Many manufacturers have introduced programs to add value to their products.
Twice in the last year, for instance, Harley-Davidson operated a “ride free” program, which allowed buyers of new Sportsters to get credit for the original retail price of the bikes on trade-ins for more expensive models. Yamaha Motor Co. introduced its Pro Yamaha initiative, directing dealers to be more informed about products and follow up with customers to ensure that they were happy.
Ducati North America, which has seen a 30% quarterly drop in sales, began giving its customers one year of free scheduled maintenance. And Victory Motorcycles, which suffered a 56% decline in sales in the July-to-September period, began offering a five-year warranty to show “significant confidence to buyers,” said Mark Blackwell, Victory’s vice president.
“We haven’t laid everybody off. We haven’t totally stopped advertising. We’ve kept up the product development because we’re positioning this business for when the market stabilizes and grows,” he said.
Blackwell predicted that the market wouldn’t begin to stabilize until at least next spring and that growth wouldn’t come until later.
Harley-Davidson and Victory Motorcycles, a division of Polaris in Minnesota, hope to stem U.S. losses, in part, by growing overseas sales. Harley is pursuing emerging markets such as India and China; Victory is going after Europe, where motorcycle sales haven’t fallen as much as in the U.S.
For 14 years, through 2006, U.S. motorcycle sales had increased every year. Sales started to drop in 2007, but still topped the 1-million mark.
Last year, as gasoline prices pushed toward $5 per gallon, fuel-efficient two-wheelers got a boost. Despite the worsening economy, street bike sales were down only 3.3% for the year, and scooters had their best year ever, posting a 41.5% gain from the previous year, the Motorcycle Industry Council said.
“Last year, with gas prices, we could sell scooters without a whole lot of work,” said Kevin Andrews, Vespa’s North American brand manager. “With the economy, we’re talking about operational cost.”
The cost of owning and operating a car, for instance, is $750 a month, Andrews said, citing American Automobile Assn. data. But owning and operating a scooter costs less than $300. It’s a message Vespa is promoting through advertising with its dealers and on its website. Still, scooter sales are down 62% through the first three quarters, but, he said, the declines slowed in August.
“We had a period of constant increases, and I think the industry grew complacent,” industry analyst Brown said. “Then the economy hit hard, and it’s only gotten worse.”

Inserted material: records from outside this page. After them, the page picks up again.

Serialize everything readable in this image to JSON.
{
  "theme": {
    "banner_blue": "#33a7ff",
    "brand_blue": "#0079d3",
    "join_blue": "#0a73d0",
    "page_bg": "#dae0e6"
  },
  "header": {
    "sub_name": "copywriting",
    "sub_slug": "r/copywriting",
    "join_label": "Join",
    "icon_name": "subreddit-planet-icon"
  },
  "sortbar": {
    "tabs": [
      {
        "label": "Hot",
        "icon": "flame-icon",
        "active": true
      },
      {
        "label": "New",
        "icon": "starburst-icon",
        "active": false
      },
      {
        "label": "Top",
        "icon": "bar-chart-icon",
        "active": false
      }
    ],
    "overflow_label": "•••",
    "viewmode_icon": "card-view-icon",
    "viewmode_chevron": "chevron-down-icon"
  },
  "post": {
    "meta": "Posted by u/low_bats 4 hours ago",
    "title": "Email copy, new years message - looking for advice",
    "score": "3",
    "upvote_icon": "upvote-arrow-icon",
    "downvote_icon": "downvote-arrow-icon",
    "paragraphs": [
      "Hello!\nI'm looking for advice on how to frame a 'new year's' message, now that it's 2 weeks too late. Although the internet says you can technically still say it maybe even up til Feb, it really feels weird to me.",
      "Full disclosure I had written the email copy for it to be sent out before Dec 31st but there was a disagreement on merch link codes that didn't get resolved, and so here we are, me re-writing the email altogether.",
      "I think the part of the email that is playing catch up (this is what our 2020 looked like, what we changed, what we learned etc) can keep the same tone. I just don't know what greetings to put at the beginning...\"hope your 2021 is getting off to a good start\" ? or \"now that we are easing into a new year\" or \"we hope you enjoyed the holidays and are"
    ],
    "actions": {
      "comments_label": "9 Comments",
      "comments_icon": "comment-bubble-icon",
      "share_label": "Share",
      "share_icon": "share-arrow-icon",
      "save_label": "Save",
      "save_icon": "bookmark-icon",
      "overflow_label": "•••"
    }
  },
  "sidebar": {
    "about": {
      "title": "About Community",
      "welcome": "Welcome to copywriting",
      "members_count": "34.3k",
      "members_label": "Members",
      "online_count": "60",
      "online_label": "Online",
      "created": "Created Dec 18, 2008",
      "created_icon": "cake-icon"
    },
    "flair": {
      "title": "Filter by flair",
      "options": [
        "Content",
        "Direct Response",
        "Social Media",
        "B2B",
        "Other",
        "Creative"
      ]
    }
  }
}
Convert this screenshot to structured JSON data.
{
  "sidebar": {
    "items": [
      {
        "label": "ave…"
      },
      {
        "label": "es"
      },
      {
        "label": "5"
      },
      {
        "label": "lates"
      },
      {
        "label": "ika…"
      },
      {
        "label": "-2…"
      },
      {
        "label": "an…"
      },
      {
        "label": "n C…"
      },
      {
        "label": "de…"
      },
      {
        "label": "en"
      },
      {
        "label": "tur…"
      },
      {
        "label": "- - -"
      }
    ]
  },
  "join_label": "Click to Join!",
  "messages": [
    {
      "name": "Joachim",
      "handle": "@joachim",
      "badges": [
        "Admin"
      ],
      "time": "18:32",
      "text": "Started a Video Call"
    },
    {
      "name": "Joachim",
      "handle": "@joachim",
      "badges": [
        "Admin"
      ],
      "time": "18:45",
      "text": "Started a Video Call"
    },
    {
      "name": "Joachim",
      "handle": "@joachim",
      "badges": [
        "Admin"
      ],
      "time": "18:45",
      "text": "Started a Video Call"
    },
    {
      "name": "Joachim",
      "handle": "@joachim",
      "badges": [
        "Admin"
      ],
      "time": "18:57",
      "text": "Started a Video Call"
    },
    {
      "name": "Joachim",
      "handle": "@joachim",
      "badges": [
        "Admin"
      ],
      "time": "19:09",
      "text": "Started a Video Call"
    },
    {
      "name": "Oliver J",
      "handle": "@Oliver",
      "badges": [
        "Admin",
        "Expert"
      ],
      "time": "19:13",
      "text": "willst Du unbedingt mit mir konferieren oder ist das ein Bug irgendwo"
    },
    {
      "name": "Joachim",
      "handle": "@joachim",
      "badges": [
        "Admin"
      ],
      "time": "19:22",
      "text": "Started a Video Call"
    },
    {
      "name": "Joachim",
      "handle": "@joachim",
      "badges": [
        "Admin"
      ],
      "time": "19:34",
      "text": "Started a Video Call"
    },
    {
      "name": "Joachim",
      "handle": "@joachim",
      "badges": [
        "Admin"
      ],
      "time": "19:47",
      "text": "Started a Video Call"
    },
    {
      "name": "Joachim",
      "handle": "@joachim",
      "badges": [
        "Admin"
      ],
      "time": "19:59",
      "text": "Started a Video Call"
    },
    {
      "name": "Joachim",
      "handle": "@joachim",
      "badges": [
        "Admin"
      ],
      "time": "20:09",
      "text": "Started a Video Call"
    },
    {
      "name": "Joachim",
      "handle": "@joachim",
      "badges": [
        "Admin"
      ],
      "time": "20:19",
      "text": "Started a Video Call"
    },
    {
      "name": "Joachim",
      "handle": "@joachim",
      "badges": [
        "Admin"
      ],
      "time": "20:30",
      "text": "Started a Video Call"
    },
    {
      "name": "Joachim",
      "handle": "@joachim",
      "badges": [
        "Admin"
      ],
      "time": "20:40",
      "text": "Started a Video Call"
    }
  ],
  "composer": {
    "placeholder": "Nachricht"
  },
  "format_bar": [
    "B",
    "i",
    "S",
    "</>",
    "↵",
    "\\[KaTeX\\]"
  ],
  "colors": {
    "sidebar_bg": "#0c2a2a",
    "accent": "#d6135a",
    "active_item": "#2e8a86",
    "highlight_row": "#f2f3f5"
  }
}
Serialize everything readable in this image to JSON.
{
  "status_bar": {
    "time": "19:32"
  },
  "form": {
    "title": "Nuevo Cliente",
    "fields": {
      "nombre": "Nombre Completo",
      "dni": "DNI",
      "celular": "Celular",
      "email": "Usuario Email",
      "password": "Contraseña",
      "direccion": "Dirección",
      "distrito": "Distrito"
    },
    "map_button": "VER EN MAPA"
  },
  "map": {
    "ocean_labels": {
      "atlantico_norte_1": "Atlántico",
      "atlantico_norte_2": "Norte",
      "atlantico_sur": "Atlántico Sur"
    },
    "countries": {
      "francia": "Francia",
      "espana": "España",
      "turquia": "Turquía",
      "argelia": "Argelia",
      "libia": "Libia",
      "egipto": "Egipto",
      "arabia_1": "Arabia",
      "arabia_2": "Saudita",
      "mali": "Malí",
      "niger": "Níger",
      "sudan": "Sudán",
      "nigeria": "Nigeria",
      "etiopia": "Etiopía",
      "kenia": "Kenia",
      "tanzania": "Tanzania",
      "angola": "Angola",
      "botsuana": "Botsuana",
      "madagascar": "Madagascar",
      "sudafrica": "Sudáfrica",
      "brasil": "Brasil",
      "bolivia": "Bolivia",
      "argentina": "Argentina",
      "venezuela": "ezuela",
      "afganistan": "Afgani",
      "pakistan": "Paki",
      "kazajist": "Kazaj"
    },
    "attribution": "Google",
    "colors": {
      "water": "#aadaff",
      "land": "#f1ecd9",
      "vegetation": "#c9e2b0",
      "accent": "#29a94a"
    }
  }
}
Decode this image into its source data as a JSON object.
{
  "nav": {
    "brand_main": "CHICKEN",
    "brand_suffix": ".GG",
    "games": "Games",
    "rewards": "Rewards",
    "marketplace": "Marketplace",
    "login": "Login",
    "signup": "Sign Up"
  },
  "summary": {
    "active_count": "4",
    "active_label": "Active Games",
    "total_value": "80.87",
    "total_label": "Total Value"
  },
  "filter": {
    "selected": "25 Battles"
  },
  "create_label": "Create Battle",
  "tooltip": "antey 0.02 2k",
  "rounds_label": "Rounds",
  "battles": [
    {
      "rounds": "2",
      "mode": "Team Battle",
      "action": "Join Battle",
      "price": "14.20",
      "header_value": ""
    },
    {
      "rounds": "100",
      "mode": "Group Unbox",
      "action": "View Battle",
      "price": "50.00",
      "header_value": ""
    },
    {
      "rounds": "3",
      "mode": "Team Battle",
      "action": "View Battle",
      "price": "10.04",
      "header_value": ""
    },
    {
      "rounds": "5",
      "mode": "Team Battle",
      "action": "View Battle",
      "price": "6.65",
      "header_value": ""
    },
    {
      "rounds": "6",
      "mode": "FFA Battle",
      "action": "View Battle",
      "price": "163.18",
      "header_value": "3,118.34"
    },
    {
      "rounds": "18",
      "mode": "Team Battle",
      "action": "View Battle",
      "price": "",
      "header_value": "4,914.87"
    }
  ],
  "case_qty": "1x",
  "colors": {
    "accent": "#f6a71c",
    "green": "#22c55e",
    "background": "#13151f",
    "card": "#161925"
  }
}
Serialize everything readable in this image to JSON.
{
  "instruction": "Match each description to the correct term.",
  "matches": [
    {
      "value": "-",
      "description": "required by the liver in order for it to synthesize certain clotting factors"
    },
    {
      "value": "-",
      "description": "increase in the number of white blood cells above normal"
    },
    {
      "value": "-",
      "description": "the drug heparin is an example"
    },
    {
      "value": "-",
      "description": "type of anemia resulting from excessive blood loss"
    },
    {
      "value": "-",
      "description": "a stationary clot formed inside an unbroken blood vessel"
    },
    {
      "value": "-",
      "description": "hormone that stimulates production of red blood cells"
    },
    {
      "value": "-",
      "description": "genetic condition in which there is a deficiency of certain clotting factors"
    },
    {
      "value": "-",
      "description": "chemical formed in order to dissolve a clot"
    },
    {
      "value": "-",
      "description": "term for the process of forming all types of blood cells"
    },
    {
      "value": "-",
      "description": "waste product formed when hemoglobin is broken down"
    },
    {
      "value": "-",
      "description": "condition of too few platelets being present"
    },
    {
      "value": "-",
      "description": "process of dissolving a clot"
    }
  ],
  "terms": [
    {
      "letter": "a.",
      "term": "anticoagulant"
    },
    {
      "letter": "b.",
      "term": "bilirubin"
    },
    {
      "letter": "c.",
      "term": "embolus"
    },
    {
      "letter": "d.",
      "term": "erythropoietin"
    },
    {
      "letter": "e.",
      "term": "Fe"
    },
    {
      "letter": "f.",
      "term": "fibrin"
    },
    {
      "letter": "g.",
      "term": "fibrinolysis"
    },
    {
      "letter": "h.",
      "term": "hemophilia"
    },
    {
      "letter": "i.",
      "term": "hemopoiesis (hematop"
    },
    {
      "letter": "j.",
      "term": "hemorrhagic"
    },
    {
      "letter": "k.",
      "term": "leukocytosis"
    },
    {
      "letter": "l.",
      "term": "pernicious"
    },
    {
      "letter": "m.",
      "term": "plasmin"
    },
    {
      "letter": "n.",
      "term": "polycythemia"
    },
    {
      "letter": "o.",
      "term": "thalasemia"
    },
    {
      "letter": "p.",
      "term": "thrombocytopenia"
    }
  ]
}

Confederate Motor’s Chambers expects his sales to increase next year, thanks in part to a strategy most manufacturers are using: making lower-priced bikes.
Manufacturers also are coming up with ways to help buyers finance purchases.
Since April, Piaggio Group Americas, which sells Vespa scooters, has offered 7.9%, 36-month loans. And Harley-Davidson Financial Services, aided by $300 million in notes placed with Warren Buffet’s Berkshire Hathaway Inc. this year and a stronger financial market recently, should support any funding needs throughout 2010, Harley spokesman Bob Klein said.
Most manufacturers, meantime, are scaling back on advertising, and long-standing enthusiast publications are finding the advertising climate “harsh,” with revenue down sharply, said Larry Little, senior vice president of Cycle World magazine. “Everybody’s fighting for survival up and down the food chain.”
Yamaha spokesman Bob Starr said his company had to be “very focused on where, when, how and why we’re advertising.”
Yamaha experimented this year with low-cost viral marketing on the Internet. This summer the company produced three YouTube videos featuring some of its biggest names in racing. Each of the videos have been viewed more than 100,000 times. Whether they sold any bikes is another issue.
“Did somebody come in to a dealership and say, ‘I saw this video . . . and it was so funny I’m going to buy a bike?’ It’s hard to say,” Starr said.
Sport bike sales are down 51% so far this year.
With the riding season over for much of the country, summer 2010 can’t come fast enough for the industry.